Supplied records:

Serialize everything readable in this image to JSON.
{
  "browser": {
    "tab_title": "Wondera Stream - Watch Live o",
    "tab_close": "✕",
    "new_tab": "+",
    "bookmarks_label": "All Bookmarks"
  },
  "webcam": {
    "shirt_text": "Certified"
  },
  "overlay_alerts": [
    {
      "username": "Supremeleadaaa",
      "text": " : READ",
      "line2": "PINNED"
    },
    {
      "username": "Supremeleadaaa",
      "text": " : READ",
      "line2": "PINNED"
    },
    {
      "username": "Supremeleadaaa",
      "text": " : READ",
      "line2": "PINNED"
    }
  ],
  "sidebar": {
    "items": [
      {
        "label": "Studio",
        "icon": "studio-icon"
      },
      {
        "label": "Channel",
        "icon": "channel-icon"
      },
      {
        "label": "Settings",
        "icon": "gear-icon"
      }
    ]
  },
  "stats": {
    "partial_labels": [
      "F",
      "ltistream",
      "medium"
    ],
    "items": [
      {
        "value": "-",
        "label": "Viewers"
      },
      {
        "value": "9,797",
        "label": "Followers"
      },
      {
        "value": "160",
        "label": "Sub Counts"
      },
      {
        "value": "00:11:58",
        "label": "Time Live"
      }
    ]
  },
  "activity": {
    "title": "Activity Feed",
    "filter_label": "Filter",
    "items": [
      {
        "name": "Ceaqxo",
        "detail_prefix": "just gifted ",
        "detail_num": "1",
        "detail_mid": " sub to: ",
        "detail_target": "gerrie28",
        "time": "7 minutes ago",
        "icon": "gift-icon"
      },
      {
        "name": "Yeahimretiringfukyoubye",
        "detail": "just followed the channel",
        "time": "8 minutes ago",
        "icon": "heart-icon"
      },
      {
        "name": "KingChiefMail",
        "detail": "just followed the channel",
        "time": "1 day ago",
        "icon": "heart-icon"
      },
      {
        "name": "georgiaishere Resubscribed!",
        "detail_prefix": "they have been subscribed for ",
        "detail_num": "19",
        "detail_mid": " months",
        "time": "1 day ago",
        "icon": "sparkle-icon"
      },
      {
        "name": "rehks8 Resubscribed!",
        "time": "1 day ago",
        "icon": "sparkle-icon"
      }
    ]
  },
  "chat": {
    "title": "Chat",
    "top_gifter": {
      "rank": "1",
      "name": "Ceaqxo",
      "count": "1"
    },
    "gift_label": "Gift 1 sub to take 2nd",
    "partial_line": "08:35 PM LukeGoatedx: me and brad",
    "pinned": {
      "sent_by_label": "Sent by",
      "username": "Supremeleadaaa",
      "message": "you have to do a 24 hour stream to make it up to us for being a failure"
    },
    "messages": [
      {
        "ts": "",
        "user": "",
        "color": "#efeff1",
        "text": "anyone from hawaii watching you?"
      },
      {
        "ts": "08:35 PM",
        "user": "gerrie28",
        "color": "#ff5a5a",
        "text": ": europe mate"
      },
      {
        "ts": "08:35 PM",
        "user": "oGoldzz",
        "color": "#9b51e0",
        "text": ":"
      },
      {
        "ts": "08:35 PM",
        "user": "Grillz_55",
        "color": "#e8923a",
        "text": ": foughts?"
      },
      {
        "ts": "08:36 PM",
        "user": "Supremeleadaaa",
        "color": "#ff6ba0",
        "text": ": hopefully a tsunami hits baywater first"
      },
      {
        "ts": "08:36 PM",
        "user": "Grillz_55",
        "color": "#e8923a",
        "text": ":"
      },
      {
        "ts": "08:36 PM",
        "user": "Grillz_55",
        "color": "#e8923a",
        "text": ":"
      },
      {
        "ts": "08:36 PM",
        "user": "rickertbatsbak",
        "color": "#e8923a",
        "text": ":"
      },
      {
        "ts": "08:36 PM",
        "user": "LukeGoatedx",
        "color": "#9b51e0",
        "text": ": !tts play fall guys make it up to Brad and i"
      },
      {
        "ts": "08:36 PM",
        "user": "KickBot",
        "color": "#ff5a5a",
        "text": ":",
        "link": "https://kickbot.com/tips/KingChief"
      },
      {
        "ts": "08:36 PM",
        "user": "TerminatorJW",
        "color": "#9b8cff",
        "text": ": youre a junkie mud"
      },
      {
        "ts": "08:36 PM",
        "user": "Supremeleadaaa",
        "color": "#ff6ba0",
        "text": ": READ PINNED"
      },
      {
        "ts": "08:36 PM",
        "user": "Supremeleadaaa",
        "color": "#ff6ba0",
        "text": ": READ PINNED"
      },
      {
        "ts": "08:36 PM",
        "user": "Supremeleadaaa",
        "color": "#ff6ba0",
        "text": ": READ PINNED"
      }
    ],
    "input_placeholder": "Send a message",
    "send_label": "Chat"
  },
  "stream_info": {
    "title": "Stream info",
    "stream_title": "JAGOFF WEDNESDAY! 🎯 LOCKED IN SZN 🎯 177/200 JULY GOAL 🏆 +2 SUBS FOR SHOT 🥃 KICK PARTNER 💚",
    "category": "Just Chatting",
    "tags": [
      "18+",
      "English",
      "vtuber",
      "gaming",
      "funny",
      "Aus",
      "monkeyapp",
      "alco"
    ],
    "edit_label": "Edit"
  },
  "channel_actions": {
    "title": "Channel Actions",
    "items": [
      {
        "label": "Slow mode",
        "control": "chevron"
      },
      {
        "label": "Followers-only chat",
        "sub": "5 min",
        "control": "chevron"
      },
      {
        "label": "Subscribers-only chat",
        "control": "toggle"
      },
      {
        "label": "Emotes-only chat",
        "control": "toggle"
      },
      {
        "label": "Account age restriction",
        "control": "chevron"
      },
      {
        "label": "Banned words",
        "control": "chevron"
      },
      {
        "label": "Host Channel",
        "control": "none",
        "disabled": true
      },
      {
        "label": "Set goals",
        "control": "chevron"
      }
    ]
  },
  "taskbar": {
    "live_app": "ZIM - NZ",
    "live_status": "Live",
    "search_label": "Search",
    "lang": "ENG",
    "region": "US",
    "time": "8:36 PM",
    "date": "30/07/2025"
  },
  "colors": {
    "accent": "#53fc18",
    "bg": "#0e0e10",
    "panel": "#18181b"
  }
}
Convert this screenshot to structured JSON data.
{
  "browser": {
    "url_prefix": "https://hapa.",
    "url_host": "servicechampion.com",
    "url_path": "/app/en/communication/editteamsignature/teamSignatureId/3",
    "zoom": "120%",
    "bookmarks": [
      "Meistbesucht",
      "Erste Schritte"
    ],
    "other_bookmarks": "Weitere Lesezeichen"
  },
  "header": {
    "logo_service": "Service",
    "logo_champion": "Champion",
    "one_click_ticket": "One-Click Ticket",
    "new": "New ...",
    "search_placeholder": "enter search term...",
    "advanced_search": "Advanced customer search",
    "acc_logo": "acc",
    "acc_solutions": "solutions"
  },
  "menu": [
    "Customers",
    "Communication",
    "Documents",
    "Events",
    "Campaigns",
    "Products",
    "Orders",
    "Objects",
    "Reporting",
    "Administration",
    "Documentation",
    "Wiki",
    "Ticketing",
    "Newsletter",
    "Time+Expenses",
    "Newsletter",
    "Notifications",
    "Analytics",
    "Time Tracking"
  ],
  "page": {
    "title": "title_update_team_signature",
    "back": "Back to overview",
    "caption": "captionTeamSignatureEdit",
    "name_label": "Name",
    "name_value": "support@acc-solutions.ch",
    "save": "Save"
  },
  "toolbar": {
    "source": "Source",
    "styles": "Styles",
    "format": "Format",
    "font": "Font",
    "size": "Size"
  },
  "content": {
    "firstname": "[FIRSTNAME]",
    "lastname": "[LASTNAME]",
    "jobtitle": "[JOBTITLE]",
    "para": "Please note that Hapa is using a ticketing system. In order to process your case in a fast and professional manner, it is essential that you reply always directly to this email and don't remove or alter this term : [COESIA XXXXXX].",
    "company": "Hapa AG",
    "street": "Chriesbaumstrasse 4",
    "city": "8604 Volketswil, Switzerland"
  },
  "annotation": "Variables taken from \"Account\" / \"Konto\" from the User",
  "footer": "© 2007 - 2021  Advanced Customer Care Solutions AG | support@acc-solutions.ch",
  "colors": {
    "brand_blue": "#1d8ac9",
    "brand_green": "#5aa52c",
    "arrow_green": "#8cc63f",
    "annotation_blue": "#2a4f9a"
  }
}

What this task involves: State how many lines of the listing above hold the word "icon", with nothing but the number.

Response for this exercise: 8